Bundy and his militia group — Citizens For Constitutional Reform, as they are now calling themselves — have argued that they are peacefully protesting against what they consider to be an over-reaching and unfair government, according to CNN. As a result, they decided to break into the government-run Malheur National Wildlife Refuge building in Harney County, Oregon, arguing that the refuge has taken over land from 100 ranches. Based on his tweet, Bundy appears to believe that, just as it was unfair for the government to expect Rosa Parks to give up her seat on a bus due to laws that segregated people by race, it is unfair for the government to expect the people of Oregon to give up their land.
We are doing the same thing as Rosa Parks did. We are standing up against bad laws which dehumanize us and destroy our freedom.— Ammon Bundy (@Ammon_Bundy) January 6, 2016
But as the Washington Post aptly pointed out, the circumstances surrounding the two protests are markedly different. Firstly (and most obviously) Parks was protesting legally-sanctioned racism — the law that stated she must give up her seat because of the color of her skin. She wasn’t armed, and she didn’t illegally seize government property. Additionally, she was willing to go to jail and serve time as part of her protest. Bundy and his fellow militia members have very clearly communicated that they will not be going quietly or without a fight, saying “if force is used against us we will defend ourselves.” (With their weapons. Because they have them.)
Unsurprisingly, his comment has caused much debate on social media, with people outraged at the comparison:
Nice try. Rosa Parks didn't hijack a bus with an assault rifle because she didn't want to pay the bus fare. @Ammon_Bundy— Matthew Chapman (@fawfulfan) January 6, 2016
Someone tell Ammon Bundy that Rosa Parks sought to be fully covered and protected by the law, not to be above the law.— HelenofIbadan (@HelenofIbadan) January 6, 2016
Rosa Parks resisted a state structurally designed to kill her. Ammon Bundy wants more from a state structurally designed to benefit him.— Eric Ritskes (@eritskes) January 6, 2016
.@Ammon_Bundy Rosa Parks didn't take over a city bus with an assault rifle, you oaf. But you wouldn't understand nonviolence & democracy.— CSGV (@CSGV) January 6, 2016
@Ammon_Bundy Rosa Parks was armed with courage. And when she was arrested, she complied with law enforcement. You sir, are NO Rosa Parks.— Afriend InHR (@AfriendInHR) January 6, 2016

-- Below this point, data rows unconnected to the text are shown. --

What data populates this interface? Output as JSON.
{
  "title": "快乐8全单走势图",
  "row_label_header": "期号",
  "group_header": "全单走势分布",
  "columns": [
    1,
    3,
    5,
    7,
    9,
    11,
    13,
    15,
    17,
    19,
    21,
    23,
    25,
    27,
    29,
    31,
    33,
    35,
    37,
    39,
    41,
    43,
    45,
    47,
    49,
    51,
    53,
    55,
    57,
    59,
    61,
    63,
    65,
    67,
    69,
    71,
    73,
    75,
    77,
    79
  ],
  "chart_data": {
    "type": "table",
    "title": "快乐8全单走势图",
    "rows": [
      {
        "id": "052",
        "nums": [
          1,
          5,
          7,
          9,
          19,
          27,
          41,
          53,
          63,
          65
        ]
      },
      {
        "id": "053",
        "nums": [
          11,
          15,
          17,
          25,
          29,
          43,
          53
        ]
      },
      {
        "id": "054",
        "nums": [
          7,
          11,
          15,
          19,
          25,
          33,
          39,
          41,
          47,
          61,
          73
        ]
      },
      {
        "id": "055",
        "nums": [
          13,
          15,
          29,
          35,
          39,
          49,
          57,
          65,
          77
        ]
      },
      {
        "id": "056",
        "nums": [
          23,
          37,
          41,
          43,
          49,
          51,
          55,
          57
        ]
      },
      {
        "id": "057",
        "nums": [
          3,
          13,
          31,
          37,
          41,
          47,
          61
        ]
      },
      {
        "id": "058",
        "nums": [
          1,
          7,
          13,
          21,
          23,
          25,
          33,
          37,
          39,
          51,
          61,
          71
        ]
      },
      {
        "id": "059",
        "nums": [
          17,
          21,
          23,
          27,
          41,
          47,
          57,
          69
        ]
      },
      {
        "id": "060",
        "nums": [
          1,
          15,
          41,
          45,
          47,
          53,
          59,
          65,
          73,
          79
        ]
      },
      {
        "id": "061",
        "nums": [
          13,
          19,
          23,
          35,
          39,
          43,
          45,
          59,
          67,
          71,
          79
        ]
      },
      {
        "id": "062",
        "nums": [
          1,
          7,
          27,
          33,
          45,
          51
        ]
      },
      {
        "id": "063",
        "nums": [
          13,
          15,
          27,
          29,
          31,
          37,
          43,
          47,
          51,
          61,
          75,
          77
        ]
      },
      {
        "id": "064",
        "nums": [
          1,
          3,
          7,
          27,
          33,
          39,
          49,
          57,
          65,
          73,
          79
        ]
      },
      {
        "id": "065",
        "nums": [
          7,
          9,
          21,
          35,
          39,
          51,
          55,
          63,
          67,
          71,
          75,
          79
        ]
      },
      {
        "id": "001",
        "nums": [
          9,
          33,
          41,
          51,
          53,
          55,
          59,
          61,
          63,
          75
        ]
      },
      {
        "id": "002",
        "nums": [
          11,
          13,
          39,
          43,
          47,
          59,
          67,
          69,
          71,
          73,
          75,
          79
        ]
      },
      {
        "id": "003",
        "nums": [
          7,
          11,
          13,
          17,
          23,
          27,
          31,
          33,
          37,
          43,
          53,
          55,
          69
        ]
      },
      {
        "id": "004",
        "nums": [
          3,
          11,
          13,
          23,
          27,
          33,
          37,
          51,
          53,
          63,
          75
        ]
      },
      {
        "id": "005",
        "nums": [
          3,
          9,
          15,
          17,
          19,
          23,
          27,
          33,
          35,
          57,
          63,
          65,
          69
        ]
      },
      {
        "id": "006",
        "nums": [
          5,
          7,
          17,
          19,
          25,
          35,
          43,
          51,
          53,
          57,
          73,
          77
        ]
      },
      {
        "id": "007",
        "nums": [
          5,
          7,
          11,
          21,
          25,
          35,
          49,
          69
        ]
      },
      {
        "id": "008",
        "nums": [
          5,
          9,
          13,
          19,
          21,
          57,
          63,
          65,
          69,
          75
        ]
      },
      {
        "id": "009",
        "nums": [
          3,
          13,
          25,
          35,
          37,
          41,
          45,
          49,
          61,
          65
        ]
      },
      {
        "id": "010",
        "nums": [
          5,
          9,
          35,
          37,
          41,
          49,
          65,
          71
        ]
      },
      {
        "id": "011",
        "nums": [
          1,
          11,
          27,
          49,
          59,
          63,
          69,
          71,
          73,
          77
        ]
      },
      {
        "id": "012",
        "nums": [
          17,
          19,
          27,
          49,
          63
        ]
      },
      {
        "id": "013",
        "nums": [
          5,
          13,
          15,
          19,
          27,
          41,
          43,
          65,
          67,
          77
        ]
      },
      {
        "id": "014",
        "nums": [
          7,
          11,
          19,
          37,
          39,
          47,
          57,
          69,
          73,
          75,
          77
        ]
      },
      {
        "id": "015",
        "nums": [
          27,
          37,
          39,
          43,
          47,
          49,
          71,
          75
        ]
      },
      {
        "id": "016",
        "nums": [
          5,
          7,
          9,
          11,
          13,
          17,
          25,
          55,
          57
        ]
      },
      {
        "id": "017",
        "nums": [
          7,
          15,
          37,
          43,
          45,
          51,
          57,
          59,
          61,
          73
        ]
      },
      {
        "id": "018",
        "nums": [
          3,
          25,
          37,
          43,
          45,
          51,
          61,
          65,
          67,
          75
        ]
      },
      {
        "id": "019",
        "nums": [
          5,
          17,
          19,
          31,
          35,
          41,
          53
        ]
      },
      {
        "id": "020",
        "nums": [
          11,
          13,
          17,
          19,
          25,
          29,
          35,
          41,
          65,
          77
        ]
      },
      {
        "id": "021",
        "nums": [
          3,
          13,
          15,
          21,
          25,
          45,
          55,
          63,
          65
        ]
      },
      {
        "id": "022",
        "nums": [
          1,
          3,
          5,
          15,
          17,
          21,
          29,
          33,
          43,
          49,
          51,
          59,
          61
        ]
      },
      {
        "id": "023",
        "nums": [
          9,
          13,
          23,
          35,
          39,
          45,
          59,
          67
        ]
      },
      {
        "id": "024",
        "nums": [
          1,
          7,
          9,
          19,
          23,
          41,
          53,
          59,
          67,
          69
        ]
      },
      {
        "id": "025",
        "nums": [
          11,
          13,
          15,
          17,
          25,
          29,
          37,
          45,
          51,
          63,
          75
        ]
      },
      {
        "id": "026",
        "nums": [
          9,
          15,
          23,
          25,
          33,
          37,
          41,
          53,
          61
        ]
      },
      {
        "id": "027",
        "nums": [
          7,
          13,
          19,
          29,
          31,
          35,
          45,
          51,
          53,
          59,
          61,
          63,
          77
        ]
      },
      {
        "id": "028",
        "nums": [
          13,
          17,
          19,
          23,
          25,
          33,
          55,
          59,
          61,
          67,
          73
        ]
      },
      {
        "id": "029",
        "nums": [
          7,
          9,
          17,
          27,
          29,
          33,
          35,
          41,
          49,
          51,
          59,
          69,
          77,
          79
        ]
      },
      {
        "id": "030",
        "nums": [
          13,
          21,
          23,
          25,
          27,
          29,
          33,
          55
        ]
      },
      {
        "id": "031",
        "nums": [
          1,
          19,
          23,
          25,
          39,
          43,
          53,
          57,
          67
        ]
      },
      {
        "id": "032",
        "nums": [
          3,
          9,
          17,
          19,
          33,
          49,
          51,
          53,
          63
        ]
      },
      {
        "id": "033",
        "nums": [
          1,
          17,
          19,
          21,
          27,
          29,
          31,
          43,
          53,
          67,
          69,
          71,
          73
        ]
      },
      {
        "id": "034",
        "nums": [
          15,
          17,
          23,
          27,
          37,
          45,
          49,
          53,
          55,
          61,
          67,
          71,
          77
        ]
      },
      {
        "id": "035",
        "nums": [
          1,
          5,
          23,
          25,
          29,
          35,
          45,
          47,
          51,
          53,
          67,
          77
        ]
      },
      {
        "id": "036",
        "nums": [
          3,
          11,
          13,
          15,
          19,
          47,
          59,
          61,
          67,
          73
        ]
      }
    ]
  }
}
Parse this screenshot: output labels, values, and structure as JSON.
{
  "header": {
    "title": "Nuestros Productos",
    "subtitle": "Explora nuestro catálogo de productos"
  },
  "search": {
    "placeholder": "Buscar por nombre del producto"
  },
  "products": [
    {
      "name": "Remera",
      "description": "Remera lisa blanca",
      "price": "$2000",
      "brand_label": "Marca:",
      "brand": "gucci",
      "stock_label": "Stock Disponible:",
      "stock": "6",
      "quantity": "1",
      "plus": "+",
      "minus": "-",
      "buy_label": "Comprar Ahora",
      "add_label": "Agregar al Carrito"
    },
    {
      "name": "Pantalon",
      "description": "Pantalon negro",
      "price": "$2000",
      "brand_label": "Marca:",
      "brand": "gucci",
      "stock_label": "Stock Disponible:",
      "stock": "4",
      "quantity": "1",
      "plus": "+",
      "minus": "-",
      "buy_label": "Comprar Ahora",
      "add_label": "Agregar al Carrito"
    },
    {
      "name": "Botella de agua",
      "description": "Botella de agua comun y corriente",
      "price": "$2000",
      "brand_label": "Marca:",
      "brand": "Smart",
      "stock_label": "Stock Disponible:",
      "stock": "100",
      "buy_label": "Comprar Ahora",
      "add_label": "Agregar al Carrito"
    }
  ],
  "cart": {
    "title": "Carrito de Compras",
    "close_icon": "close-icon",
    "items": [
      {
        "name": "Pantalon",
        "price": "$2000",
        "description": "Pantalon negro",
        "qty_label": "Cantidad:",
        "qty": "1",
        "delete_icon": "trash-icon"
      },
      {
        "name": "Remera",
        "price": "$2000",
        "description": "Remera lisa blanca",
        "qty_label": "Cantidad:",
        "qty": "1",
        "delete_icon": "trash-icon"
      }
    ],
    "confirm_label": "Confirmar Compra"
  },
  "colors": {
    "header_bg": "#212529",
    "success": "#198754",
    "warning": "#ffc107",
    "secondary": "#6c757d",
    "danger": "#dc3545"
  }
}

Response to black women like Rosa Parks when fighting for their freedom vs response to Ammon Bundy fighting for his. pic.twitter.com/ETVKH8CRbp— Terrell J. Starr (@Russian_Starr) January 6, 2016
Some have questioned whether the Twitter account linked to Ammon Bundy is indeed his — it hasn’t been verified by Twitter, and was briefly suspended. But one thing seems clear: despite the backlash, it seems like Bundy absolutely believes that his protest is fair and within his rights. And it doesn’t look like he’ll be backing down any time soon.
Image: Justin Sullivan/Getty